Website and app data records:
=====
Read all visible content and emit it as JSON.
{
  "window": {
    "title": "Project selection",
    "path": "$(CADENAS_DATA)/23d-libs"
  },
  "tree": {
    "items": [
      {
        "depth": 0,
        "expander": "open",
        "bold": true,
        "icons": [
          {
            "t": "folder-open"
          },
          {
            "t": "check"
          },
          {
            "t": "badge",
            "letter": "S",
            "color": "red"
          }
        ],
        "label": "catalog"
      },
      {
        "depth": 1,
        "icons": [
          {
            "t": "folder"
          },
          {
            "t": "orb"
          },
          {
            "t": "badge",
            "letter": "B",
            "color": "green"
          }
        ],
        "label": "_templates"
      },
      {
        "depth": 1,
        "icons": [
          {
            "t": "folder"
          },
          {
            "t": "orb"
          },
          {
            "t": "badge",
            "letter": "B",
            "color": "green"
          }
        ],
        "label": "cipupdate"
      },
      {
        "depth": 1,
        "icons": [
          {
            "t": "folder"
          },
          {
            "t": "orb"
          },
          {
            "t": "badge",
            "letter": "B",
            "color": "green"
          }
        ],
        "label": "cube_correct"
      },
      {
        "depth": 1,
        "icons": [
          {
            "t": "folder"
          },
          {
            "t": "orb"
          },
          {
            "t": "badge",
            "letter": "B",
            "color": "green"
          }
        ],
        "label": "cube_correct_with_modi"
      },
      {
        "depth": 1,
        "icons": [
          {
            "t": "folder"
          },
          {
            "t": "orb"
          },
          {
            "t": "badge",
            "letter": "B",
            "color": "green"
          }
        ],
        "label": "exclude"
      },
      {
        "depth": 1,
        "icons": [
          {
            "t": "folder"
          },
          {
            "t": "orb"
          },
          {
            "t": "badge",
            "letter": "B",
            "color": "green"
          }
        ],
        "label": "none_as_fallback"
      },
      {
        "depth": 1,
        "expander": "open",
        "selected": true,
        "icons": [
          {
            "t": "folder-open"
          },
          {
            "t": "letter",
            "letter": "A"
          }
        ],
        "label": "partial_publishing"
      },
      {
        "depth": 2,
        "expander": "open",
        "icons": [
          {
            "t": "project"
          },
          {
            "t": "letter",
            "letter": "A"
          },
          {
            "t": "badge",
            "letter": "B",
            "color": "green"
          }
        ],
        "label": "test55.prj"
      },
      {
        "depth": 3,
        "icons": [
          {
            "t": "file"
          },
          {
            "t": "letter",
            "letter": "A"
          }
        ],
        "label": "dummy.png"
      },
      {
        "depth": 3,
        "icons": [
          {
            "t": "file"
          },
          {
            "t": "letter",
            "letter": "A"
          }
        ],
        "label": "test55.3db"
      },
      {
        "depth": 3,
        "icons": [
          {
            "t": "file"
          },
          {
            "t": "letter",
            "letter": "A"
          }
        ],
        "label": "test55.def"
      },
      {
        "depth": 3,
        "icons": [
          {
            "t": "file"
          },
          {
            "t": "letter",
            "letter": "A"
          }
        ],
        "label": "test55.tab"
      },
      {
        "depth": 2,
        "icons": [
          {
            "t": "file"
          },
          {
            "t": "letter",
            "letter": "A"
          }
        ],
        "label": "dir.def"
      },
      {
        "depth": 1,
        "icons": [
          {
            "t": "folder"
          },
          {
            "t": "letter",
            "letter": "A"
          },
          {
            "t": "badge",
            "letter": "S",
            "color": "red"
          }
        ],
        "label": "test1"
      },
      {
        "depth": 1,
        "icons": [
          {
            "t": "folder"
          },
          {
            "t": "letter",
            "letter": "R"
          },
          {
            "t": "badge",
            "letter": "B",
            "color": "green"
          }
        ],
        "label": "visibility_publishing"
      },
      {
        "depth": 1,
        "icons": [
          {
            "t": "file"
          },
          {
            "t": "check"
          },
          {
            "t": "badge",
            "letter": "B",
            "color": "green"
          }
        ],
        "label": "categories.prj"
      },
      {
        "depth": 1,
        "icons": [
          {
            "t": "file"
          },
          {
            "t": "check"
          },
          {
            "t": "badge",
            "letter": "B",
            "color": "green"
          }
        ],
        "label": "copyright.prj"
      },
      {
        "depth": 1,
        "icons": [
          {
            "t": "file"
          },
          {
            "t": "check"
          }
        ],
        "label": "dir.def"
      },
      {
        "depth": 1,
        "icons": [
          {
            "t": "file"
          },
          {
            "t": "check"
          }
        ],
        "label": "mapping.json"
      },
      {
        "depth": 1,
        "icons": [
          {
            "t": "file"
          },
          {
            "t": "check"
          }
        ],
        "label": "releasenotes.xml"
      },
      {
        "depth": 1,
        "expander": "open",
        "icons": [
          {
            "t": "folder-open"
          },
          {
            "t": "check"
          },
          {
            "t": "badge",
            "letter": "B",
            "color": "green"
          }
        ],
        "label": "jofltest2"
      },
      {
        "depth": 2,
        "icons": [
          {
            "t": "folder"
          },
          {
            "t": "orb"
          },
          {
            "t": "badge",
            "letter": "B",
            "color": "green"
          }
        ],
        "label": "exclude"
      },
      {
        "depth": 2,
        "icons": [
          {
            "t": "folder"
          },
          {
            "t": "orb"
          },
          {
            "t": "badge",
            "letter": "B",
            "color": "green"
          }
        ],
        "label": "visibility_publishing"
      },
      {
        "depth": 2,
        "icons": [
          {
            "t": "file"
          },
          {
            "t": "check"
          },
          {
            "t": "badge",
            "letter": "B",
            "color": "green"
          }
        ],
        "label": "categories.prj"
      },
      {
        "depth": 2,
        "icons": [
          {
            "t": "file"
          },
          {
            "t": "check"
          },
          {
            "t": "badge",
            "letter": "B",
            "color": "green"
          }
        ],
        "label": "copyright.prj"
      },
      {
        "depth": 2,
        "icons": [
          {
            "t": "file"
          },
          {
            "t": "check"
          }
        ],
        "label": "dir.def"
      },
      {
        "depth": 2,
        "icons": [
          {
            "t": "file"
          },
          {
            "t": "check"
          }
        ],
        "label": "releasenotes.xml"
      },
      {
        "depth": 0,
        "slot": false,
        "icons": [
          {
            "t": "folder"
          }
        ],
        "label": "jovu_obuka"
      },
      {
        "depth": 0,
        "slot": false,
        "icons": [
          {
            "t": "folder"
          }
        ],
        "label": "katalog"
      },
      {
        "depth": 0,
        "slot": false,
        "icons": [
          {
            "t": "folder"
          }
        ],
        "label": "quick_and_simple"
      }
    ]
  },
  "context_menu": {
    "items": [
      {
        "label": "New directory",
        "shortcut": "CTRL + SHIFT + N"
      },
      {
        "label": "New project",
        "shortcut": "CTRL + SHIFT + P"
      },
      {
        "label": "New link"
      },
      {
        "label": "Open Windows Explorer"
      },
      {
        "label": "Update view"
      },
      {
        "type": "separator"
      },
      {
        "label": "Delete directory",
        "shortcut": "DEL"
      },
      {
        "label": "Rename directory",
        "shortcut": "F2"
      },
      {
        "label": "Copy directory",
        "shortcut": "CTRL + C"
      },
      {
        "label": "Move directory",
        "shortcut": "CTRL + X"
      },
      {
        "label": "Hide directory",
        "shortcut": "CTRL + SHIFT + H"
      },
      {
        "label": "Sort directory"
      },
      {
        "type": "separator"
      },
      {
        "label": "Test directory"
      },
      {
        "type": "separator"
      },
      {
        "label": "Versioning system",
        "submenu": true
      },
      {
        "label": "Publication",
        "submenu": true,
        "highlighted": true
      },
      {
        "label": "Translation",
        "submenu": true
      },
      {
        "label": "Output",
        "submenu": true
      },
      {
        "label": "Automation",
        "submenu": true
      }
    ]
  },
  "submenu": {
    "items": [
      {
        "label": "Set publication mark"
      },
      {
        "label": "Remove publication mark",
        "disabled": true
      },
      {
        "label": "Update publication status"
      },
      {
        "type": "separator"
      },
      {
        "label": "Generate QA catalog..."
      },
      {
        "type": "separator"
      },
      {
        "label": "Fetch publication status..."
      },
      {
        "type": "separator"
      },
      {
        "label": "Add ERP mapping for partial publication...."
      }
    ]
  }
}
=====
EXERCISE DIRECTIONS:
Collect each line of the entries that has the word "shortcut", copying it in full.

PROBLEM SOLUTION:
        "shortcut": "CTRL + SHIFT + N"
        "shortcut": "CTRL + SHIFT + P"
        "shortcut": "DEL"
        "shortcut": "F2"
        "shortcut": "CTRL + C"
        "shortcut": "CTRL + X"
        "shortcut": "CTRL + SHIFT + H"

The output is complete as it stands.